  def doSecretThing(secret: String): String =
    // Authorization run only for this method.
    if (user.roles.contains("superadmin")) secret
    else throw UnauthorizedError

}

Most importantly, our AdminApi implementation has a user member. That is, we create a new instance of our API for every RCP request. With this setup, we can run authorization logic either in methods or the constructor.

We implement the server in a similar fashion.

// Server project.
class MyServer(user: User) extends autowire.Server[...] {
  def write[...](r: AutowireResult) = ...
  def read[...](p: String) = ...

  // This is the interesting bit.
  val adminApi = route[AdminApi](new AdminApiImpl(user))

  val routes = adminApi
}

The triple dots ... hide some parts that are irrelevant for the purpose of this example. The key bit is that the server also has a user member, like AdminApiImpl.

We can compose multiple APIs together like this.

// Server project, inside MyServer
val adminApi = route[AdminApi](new AdminApiImpl(user))
val basicApi = route[BasicApi](BasicApiImpl)
val routes = adminApi orElse basicApi

In our request handler, we create a new instance of MyServer for every rpc call. The following piece is implemented in the Play framework, but you can adapt it to your needs. For example, if you are using Spray as a server or Silhouette for authentication, your request handler will look differently.

// Server project.
object Application extends Controller {
  def autowireApi = Action.async { request =>
    try {
      // Made up method name, this will depend on
      // your stack.
      val user: User = getUserFromRequest(request)
      // Use your favorite serialization format.
      val autowireRequest = ...
      // The important bit, pass user into server.
      new MyServer(user).routes(autowireRequest)
                        .map { txt =>
        Ok(txt)
      }
    } catch {
      // Standard http response in case of failure.
      case HttpError(s) =>
        Future.successful(new Status(s))
    }
  }
}

From the client, invoke the RPC like usual

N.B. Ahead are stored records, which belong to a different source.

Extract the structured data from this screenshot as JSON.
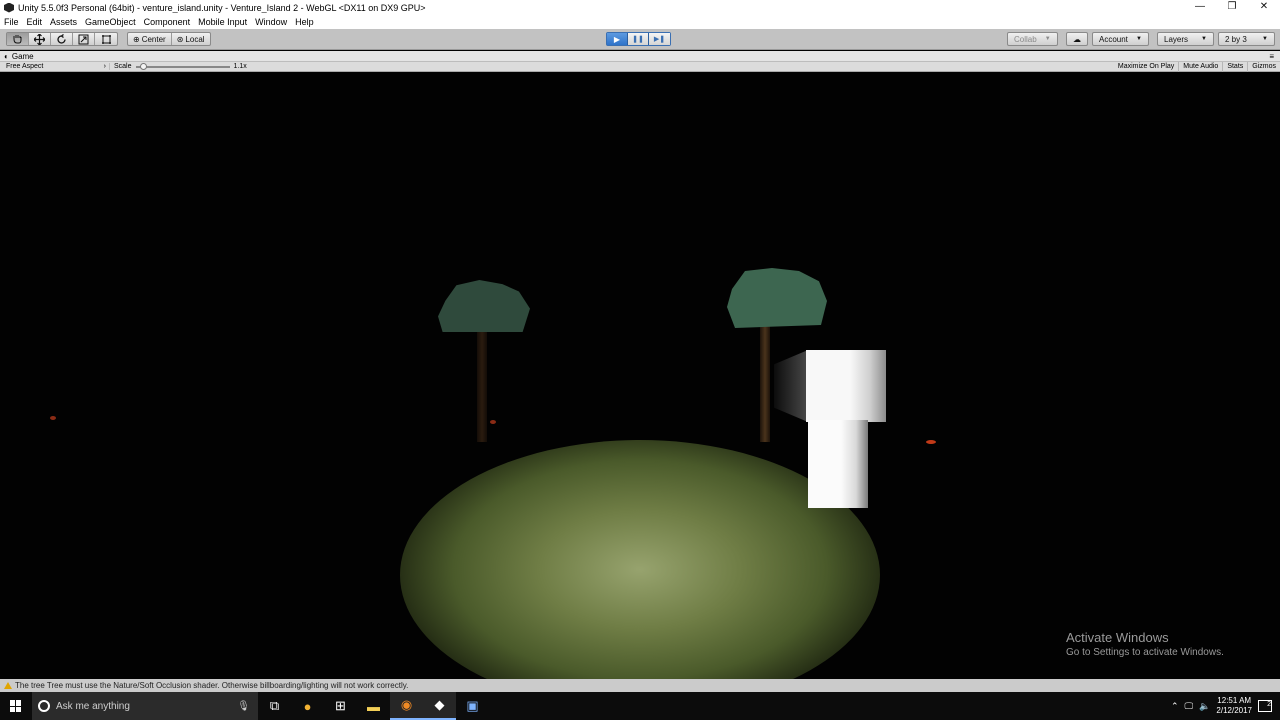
{
  "window": {
    "title": "Unity 5.5.0f3 Personal (64bit) - venture_island.unity - Venture_Island 2 - WebGL <DX11 on DX9 GPU>",
    "minimize": "—",
    "restore": "❐",
    "close": "✕"
  },
  "menu": [
    "File",
    "Edit",
    "Assets",
    "GameObject",
    "Component",
    "Mobile Input",
    "Window",
    "Help"
  ],
  "toolbar": {
    "tools": [
      "hand-icon",
      "move-icon",
      "rotate-icon",
      "scale-icon",
      "rect-icon"
    ],
    "pivot_center": "Center",
    "pivot_local": "Local",
    "play": "▶",
    "pause": "❚❚",
    "step": "▶❚",
    "collab": "Collab",
    "account": "Account",
    "layers": "Layers",
    "layout": "2 by 3"
  },
  "game_tab": {
    "title": "Game",
    "aspect": "Free Aspect",
    "scale_label": "Scale",
    "scale_value": "1.1x",
    "maximize": "Maximize On Play",
    "mute": "Mute Audio",
    "stats": "Stats",
    "gizmos": "Gizmos"
  },
  "watermark": {
    "line1": "Activate Windows",
    "line2": "Go to Settings to activate Windows."
  },
  "status": {
    "message": "The tree Tree must use the Nature/Soft Occlusion shader. Otherwise billboarding/lighting will not work correctly."
  },
  "taskbar": {
    "search_placeholder": "Ask me anything",
    "time": "12:51 AM",
    "date": "2/12/2017",
    "notifications": "2"
  }
}
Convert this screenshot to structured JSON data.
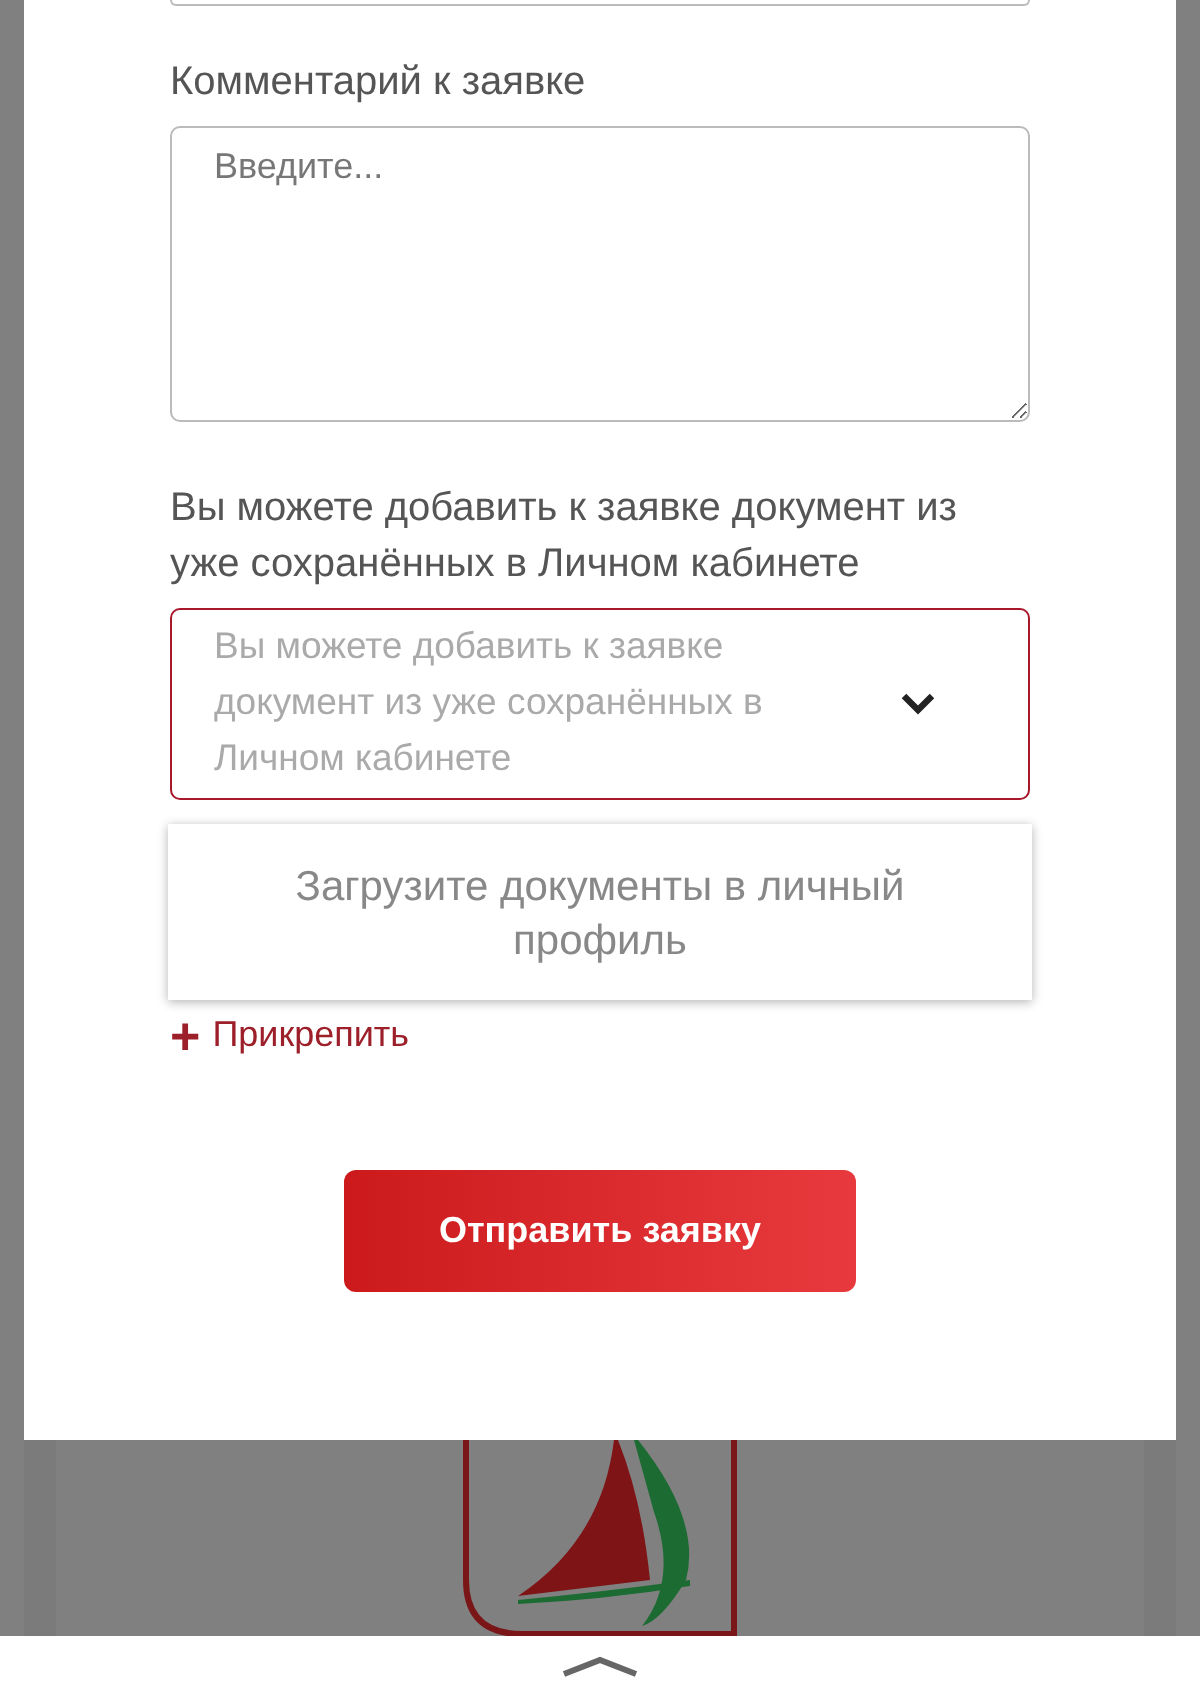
{
  "comment_field": {
    "label": "Комментарий к заявке",
    "placeholder": "Введите..."
  },
  "document_select": {
    "label": "Вы можете добавить к заявке документ из уже сохранённых в Личном кабинете",
    "placeholder": "Вы можете добавить к заявке документ из уже сохранённых в Личном кабинете",
    "invalid": true,
    "expanded": true,
    "menu_message": "Загрузите документы в личный профиль"
  },
  "attach_link": {
    "icon": "+",
    "label": "Прикрепить"
  },
  "submit_button": {
    "label": "Отправить заявку"
  }
}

// Client project.
MyClient[AdminApi].doSecretThing("I am an admin.")
                  .call().map { msg =>
  println(msg) // "I am an admin."
}.recover {
  case AjaxException(xhr) if xhr.status == 401 => {
    println("I am not an admin.")
  }
}

There we go, no frills authorization with Autowire. You should be able adapt this idea to your favorite application stack. If you can think of a better way to accomplish the same thing, I would be happy to hear about it.

For more information on writing a SPA with Scala.js, I recommend this tutorial.

About: full-stack Scala, webapps, security